“I’ve really enjoyed running in mine,” said Bobby Curtis, an NCAA champion who has run the seventh-fastest 10K in U.S. history and whose personal bests include a 10K time of 27:33 and a 5K in 13:18, both set in 2010. “I’ve done a 90-minute run, 3x2 mile on the grass and a few short runs in them. Overall I think they’re great. The upper is amazing, and the shoe itself is lightweight and flexible, but cushioned enough to not beat up your legs too badly. [Recently] I ran about 50 miles during the week in them.”
The “33” is a lightweight, minimalist running shoe line by ASICS that encouraged natural foot movement. Inspired by the 33 joints in the foot that must work together to allow it to move more efficiently, the first two shoes of the ASICS 33 series were the GEL-Blur33 and the GEL-Rush33. They weighed 9.88 ounces (men’s size 9) and 9.63 ounces (men’s 9), respectively. The idea behind the ASICS 33 series was to provide shoes with comfort, cushioning and flexibility during everyday use while remaining lightweight.
New Balance Minimus
The New Balance Minimus Series is a departure from “traditional” athletic footwear. The Minimus series consists of three shoes: Minimus Trail (7.1 ounces), Minimus Road (8.2 ounces), and the Minimus Life (5.6 ounces). These shoes were created to offer the ultimate minimalist experience by focusing on four areas of the shoe that can make it lighter in weight while remaining comfortable.
The drop in heigh from heel to toe of these shoes was just 4mm, which provided a natural foot position. The forefoot was a bit wider so the foot could expand naturally on impact. The lower heel height encouraged a midfoot strike.
At 4.4 ounces, the Hattori was the most noticeable of the three, as it became Saucony’s most minimal and lightest shoe ever. The Hattori had zero drop from heel to forefoot and fit the foot like a slipper. The Mirage and Kinvara both were minimal shoes but with slightly more cushioning than the Hattori.
PUMA developed its Faas series by studying the training habits of Jamaican athletes, in some of the fastest runners in the world. PUMA found that rather than running on treadmills and with speed parachutes, they train in their natural surroundings. This was the inspiration of the Faas series, and PUMA used the minimalist theory of “less is more.”

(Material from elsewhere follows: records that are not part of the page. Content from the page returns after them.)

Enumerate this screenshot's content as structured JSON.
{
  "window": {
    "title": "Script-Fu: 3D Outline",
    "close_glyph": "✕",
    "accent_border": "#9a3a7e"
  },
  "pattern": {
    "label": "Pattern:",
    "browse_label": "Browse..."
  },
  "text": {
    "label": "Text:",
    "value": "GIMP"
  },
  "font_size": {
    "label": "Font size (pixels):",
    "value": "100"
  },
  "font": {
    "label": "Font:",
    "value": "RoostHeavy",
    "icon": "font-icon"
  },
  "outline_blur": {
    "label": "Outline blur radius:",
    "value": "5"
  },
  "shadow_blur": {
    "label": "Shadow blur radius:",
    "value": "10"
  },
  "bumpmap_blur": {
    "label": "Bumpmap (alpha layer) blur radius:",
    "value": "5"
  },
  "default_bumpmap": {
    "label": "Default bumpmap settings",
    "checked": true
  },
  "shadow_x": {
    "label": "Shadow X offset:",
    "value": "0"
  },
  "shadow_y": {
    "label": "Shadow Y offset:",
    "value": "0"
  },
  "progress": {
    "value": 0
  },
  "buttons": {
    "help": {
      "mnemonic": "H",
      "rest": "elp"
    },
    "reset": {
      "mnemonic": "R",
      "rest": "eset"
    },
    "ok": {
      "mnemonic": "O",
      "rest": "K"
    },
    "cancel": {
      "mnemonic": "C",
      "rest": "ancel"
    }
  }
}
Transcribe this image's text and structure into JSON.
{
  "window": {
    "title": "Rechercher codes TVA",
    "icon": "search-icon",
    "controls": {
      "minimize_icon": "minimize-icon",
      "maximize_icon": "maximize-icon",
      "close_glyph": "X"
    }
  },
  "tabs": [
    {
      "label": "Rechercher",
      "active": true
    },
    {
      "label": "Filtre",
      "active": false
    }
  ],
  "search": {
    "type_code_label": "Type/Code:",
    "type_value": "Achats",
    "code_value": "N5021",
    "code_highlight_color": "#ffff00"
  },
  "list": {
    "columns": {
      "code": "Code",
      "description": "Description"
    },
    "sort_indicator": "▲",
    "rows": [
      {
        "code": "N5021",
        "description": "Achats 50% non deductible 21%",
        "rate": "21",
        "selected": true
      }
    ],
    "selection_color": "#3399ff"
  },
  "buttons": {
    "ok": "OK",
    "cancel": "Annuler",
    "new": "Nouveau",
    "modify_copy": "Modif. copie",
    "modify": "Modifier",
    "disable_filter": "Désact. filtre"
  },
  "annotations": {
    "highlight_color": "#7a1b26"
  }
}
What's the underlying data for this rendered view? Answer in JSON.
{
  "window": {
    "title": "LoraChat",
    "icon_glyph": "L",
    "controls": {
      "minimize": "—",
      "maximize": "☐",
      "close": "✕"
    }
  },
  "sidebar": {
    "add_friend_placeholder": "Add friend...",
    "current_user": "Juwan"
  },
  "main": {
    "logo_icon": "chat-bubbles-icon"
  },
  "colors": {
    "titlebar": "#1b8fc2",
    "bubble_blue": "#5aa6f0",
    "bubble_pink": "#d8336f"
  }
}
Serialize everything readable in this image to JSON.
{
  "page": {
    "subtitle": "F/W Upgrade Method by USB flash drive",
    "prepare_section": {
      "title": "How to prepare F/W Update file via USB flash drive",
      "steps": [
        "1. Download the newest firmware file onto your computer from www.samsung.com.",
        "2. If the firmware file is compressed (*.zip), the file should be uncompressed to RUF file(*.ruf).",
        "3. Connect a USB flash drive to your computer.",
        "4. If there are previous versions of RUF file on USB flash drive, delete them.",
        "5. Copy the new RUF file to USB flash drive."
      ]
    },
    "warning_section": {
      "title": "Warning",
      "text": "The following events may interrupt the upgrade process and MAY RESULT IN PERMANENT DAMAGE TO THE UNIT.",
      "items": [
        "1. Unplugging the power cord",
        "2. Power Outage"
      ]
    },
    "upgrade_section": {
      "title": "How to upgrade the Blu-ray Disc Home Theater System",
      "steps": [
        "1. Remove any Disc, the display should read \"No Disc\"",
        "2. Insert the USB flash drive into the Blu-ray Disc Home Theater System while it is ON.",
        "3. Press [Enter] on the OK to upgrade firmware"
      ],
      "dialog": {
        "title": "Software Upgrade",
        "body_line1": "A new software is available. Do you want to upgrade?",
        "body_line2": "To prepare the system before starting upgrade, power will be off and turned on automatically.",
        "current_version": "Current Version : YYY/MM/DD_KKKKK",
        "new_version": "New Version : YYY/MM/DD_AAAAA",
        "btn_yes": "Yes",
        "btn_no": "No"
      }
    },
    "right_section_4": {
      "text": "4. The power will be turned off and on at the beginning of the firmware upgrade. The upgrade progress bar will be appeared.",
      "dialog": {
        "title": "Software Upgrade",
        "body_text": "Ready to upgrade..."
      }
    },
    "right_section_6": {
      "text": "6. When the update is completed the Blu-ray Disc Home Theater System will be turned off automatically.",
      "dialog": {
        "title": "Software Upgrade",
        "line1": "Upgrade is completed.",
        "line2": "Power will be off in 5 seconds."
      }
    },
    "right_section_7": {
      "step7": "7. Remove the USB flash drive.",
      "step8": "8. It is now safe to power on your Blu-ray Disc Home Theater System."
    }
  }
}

To create this minimalist shoe, PUMA developed a lightweight system called BioRide, an integrated system that lent a more natural and responsive ride. It came together from three integrated parts; Rocker, Flex and Groove. The rocker shape allowed for a biomechanically efficient stride with an effortless toe-off. The flex grooves built across the tooling increased responsiveness. The groove in the heel reinforced stability on impact.
Before you kick off your shoes
Even barefoot runners have been quick to point out that barefoot or minimalist running is not for everyone. Without care, this style of running can lead to injury. As with any new routine, or change to a routine, runners were recommended to start slowly and prepare a training schedule. Minimalist running shoes were designed to be a transitional step toward barefoot running.
This way, runners could condition their feet and develop the experience necessary to make a concrete decision on whether to go barefoot or stay with minimalist shoes.